Booth crowd surfing an aging crowd three songs in (and a new one at that) might define optimism, but it’s declaration of intent. James always were egalitarian – one of us – and somehow never quite as cool as their contemporaries. By this point we’ve already had the gestalt therapy of To My Surprise, a song sung in French, and multi-instrumentalist Saul Davies whipping the longest violin cable in rock amongst a wall of sound the Verve always pursued. Tim Booth channels James; he’s mesmerising, like a dervish on shore leave. What was he thinking with a solo career?

Of course the stream-of-consciousness lyrics frequently topple into their own self-importance, but this is a man unceasingly appearing like the man who lost himself and found the desert.

Ironically, they are strongest when it’s not all about Booth. Andy Diagram’s stabbing trumpet used as part lead and part rhythm is astounding, and they’d be screwed without it. Sometimes stakes its claim as their finest song. The echoes of teenage romance still running deep to its core. It’s an encore only seven songs in. The crowd runs with its transcendence, as ‘Sometimes, when I look in your eyes I can see your soul’ fills the room, before Booth gently escalates matters to ‘…I can touch your soul’.

The elongated intro to Bitch has plenty to live up to, so thankfully it sounds like an old friend, probably because it could be New Order, as Booth continues dancing like electricity in a monsoon. With the crowd now mostly parents, Come Home adopts a new tenderness, like it’s no longer surrender but simply a safe haven. The band are also brave enough not to play their albatross of Sit Down, and it goes unmissed, unlike Laid, which is.

She’s a Star has never been the song it thinks it is, as the band reduces in number for an acoustic huddle centre-stage. It’s basically a discounted U2’s One.  Booth may have taken Bono’s stacked heels too far, but there is similarity.  Booth is a Bono that actually had lost himself in the Joshua tree national park as opposed to private-jetting home.

Interrogation struts, while Dear John mines the unlikely industrial pop of Take That’s Progress. This is no bad thing. Robbie is sitting somewhere kicking himself for not writing it. It’s followed by a loudhailer showdown, like a psychedelic rowing race, before the massive Sound arrives, which somehow knows it had Brian Eno involved. This marks Andy Diagram’s turn to enter the crowd, trumping Booth with both a UV glowing trumpet and a white shirt bigger than a flag, but his grin suggests it’s all surrendering, not surrender .

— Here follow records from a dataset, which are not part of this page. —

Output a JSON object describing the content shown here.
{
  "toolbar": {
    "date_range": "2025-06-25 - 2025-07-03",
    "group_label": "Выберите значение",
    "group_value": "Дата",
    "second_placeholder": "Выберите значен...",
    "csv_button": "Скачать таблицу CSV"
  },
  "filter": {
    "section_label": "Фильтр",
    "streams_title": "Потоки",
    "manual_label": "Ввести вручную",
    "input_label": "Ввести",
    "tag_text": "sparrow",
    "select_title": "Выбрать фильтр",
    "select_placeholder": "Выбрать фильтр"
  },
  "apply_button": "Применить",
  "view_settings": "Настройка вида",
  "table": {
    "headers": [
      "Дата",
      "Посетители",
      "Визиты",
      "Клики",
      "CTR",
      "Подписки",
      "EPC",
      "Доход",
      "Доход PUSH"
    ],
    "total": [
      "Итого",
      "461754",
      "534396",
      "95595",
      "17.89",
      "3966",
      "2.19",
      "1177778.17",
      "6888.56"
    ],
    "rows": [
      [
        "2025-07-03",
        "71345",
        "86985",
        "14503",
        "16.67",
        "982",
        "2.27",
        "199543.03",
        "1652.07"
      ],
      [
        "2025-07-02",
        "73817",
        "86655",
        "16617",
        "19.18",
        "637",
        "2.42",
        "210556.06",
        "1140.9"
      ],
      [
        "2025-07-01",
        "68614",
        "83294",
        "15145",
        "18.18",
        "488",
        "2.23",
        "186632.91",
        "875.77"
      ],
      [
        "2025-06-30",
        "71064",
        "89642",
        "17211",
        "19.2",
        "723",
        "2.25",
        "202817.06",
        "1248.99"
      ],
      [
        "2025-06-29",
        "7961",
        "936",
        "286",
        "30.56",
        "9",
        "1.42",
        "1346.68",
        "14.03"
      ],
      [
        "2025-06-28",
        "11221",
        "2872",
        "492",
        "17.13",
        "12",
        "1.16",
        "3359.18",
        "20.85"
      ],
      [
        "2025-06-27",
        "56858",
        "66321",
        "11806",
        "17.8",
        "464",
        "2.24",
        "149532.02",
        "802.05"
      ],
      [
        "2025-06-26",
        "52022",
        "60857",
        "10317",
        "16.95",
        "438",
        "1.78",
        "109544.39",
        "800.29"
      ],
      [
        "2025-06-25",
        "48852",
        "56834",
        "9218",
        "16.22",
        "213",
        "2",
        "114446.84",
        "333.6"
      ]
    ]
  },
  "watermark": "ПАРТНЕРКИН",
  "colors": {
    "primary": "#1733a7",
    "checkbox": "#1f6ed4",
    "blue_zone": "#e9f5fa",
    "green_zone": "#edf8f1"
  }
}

 An unexpected highlight is closer Attention – with an almost EDM break-down of synth washes recalling the chill out rooms of student digs – before it swells with echoing reverb like the rock apocalypse the KLF always threatened with their unreleased Black Room album.

After Booth’s customary Papal walk about in the crowd for the plaintive Say Something,  we’re left with the slide guitar and redemptive REM shades of Moving on, from 2004’s Petit Mort. It’s clear the band’s highs are now dealt through music not dealers, and the song ends things with its gentle confrontation of death. Its bruised defiance of ‘Leave a little light on for me’ perfectly sums up the place James hold in the hearts of its fans.